The photo-sharing network Snapchat has over 100 million users worldwide, nearly a quarter whom are under 18, so if you are a parent it’s highly likely your child will encounter Snapchat at some point.
Snapchat is a social network where users send ‘Snaps’ - short videos or photos to Snapchat friends. Users can also send ‘Chats’, these are text messages.
What makes Snapchat different to Facebook or Twitter is that Snaps and Chat have a lifespan of between 1 and 10 seconds, after which they’ll disappear.
Snapchat only launched in 2011, so it’s a relatively new phenomenon. Eight billion videos are viewed every day and it’s mostly used by young people - 60% of the monthly US audience is under 24, with 23% aged between 13 and 17 years old.
Discover how Snapchat works and learn the hazards every parents need to be aware of.
Who can get a Snapchat account?
Enter an email, password and select a user name to get started. The account will need to be verified (to check you aren’t a bot) using a phone number or by selecting pictures.
Snapchat has a minimum age requirement of 13 years old, and users who enter a date of birth under 13 can’t set up an account.
Unfortunately, it’s easy to circumvent this using a fake date of birth and – as with Facebook – the service has no way of checking.
To send personal Snaps a phone needs a camera, although Chat messages can be sent without. You don’t need a camera to receive Snaps.
Snapchat needs internet access to work – either over wi-fi or using mobile data.
Connecting with people on Snapchat
To use Snapchat you need to add friends to the app’s contact list. These can be contacts from your phone’s address book, people you’ve found by searching for their user names (such as celebrities), users nearby and contacts made using Snapcode, a scannable barcode unique to each Snapchat user.
Your child can share a Snap or Chat with anyone from their friends list.
By default only users your child is friends with can send them Snaps. If a stranger tries to contact a user your child can choose to add them as a friend or not.
Snapchat is all about sharing photos and video, so like Facebook, children need to be careful what they take – and send - photos of.
Because Snapchat photos and videos disappear within seconds, you might think there’s less of a risk. Unfortunately many smartphones have a screenshot facility and there’s nothing to stop the recipient capturing an image of a Snap which will last forever and which can be shared online within seconds.
All social networks have potential problems. Your child could be at risk from bullying from people they connect with, they can be pressured into taking personal photos or they may be exposed to explicit content at an early age.
Social networks are an easy way to connect to people, but as they are essentially anonymous, it’s possible to build up a relationship with a stranger who isn’t who they say they are - for instance an adult posing as a child with the aim of grooming youngsters.
Check out our article Staying safe on social media: Advice for parents to find out more on all the above dangers.
Tips to help your child use Snapchat safely
1: Limit who can contact your child: Go to the Settings menu (it looks like a cog) and look for Who Can Contact Me and select My Friends.

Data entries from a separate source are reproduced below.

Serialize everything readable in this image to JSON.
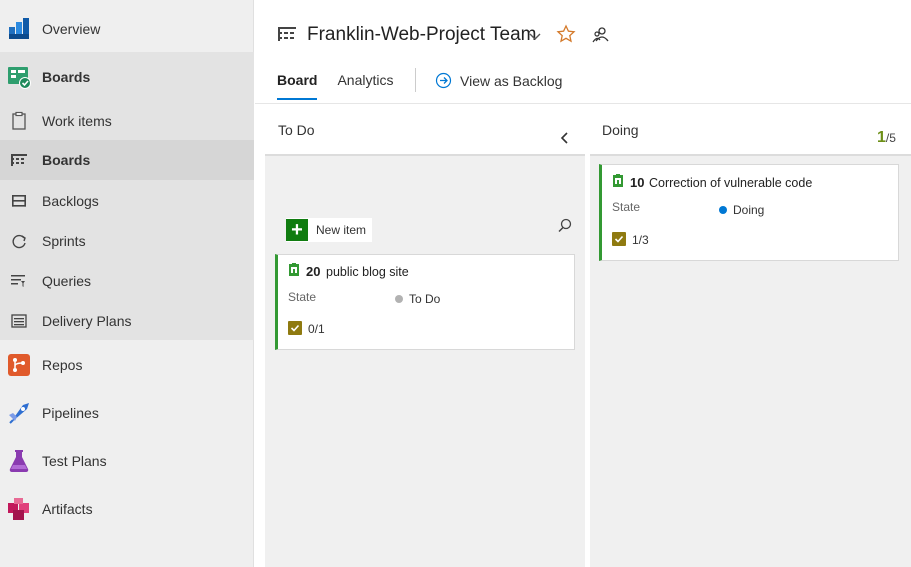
{
  "sidebar": {
    "overview": "Overview",
    "boards": "Boards",
    "work_items": "Work items",
    "boards_sub": "Boards",
    "backlogs": "Backlogs",
    "sprints": "Sprints",
    "queries": "Queries",
    "delivery_plans": "Delivery Plans",
    "repos": "Repos",
    "pipelines": "Pipelines",
    "test_plans": "Test Plans",
    "artifacts": "Artifacts"
  },
  "header": {
    "team": "Franklin-Web-Project Team",
    "tabs": [
      "Board",
      "Analytics"
    ],
    "view_backlog": "View as Backlog"
  },
  "board": {
    "columns": [
      {
        "name": "To Do",
        "new_item": "New item",
        "cards": [
          {
            "id": "20",
            "title": "public blog site",
            "state_label": "State",
            "state": "To Do",
            "checklist": "0/1"
          }
        ]
      },
      {
        "name": "Doing",
        "wip_current": "1",
        "wip_limit": "/5",
        "cards": [
          {
            "id": "10",
            "title": "Correction of vulnerable code",
            "state_label": "State",
            "state": "Doing",
            "checklist": "1/3"
          }
        ]
      }
    ]
  },
  "colors": {
    "accent": "#0078d4",
    "card_bar": "#339933",
    "todo_dot": "#b2b2b2",
    "doing_dot": "#0078d4",
    "checklist": "#8f7a10",
    "new_item": "#107c10"
  }
}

This means only people your child has added can send them a Snap.
2: Restrict who can see a Story: A Story is a selection of Snaps from the last 24 hours that (by default) anyone your child is friends with can view. To specify exactly who can see it, go to Settings – View My Story and select Custom to choose who can view it.
3: Turn off Location Services: ‘Add Nearby’ let’s your child add friends based on their proximity using location services. This could allow your child to connect with total strangers who happen to be in the vicinity.
Go to the Settings menu, click Manage - Permissions and click Edit Permissions at the bottom. Look for Location and turn it from While Using to Never. When your child tries to access features like Add Nearby, they’ll be prompted to turn on Location Services.
4: Block: If someone is upsetting your child you can block them so they can’t contact them. Tap My Friends and click on the name. Tap the Settings icon and click Block. Click here for more on Deleting and Blocking. The person blocked won’t be notified.
5: Reporting content: If your child is sent unsuitable content, email safety@Snapchat.com to report it.
Snapchat doesn’t release copies of Snaps, automatically deleting them once they’ve been viewed or expired, while unopened messages are deleted after 30 days.
6: Talk to your child: Encourage them to think before they send photos and discuss the consequences. Our article Tips to help children use the internet safely offers advice.